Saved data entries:
========

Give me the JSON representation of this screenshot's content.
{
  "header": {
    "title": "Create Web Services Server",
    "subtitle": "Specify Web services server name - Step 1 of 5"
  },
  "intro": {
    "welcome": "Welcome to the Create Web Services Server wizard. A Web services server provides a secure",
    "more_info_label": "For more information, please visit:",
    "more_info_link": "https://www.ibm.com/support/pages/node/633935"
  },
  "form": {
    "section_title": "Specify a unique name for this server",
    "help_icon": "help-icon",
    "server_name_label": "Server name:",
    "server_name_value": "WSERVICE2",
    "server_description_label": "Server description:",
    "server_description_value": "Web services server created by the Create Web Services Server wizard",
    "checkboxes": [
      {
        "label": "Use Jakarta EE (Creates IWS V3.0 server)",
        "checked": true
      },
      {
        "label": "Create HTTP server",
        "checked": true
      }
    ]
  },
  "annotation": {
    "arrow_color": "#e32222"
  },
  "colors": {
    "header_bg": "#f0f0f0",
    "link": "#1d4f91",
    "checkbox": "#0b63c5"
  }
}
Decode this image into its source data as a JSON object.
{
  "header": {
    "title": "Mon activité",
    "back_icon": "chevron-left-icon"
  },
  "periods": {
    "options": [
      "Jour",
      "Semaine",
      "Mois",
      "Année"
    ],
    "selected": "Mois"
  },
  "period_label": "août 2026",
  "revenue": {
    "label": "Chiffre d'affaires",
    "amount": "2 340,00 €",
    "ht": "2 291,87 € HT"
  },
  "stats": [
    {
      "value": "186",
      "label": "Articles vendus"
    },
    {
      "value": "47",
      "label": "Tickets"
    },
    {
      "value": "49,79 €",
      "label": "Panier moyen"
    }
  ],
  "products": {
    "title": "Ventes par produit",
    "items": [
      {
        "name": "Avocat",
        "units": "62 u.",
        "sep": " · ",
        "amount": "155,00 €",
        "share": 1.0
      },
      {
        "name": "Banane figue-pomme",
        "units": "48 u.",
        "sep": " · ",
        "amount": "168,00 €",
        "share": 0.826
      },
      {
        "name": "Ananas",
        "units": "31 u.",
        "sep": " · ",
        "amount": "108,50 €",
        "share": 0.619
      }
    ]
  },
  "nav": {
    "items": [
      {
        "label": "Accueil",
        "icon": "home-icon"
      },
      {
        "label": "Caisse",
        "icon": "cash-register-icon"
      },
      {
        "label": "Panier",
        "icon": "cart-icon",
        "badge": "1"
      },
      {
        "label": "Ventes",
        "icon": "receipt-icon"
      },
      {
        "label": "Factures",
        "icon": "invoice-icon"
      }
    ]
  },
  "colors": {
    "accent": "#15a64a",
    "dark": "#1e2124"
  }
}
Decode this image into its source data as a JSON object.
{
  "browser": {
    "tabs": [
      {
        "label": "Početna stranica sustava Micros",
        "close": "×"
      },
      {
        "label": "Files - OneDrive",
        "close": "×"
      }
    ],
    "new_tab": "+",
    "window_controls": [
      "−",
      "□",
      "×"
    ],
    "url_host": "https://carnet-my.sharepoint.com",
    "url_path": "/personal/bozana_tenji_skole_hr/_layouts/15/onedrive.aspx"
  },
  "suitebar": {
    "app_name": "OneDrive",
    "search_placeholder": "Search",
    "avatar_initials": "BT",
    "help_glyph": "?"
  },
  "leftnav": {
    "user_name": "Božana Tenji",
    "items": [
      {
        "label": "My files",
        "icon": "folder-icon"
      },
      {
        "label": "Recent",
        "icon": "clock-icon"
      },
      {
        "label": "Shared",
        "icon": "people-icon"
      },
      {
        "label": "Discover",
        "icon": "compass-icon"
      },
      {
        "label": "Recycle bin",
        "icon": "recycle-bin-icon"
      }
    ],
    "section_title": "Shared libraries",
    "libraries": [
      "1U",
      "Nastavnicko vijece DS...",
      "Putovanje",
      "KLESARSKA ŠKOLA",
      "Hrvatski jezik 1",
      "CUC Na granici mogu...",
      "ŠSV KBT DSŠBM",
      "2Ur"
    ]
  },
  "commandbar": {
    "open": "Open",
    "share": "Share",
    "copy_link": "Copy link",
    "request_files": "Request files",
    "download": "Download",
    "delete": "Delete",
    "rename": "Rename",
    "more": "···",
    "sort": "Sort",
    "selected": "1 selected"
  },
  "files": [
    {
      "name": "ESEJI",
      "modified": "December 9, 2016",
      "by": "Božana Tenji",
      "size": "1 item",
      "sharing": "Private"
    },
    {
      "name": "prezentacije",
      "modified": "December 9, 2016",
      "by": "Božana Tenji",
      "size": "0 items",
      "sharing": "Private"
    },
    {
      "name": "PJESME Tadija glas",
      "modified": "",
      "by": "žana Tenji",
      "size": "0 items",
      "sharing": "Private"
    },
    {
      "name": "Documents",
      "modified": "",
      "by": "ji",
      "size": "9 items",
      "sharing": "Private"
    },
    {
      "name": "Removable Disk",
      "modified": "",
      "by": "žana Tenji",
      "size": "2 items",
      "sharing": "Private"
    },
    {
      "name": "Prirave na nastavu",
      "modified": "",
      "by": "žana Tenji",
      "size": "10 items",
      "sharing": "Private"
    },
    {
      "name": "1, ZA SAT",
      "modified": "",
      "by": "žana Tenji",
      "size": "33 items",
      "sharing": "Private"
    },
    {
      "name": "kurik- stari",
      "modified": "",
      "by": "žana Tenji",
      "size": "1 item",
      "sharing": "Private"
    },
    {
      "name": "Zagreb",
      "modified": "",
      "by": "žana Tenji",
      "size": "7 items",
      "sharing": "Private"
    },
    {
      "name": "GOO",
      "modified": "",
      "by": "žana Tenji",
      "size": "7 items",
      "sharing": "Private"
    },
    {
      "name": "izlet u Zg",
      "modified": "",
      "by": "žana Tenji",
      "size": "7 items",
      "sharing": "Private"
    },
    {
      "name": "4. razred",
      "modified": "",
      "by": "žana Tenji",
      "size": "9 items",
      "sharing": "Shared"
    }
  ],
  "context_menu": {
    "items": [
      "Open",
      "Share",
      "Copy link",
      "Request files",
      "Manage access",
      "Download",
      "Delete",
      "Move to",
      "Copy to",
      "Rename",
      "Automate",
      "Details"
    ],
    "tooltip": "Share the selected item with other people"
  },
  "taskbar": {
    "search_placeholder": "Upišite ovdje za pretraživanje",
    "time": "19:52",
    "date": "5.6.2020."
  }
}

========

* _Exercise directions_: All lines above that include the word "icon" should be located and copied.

* _Your solution_:
    "help_icon": "help-icon",
    "back_icon": "chevron-left-icon"
        "icon": "home-icon"
        "icon": "cash-register-icon"
        "icon": "cart-icon",
        "icon": "receipt-icon"
        "icon": "invoice-icon"
        "icon": "folder-icon"
        "icon": "clock-icon"
        "icon": "people-icon"
        "icon": "compass-icon"
        "icon": "recycle-bin-icon"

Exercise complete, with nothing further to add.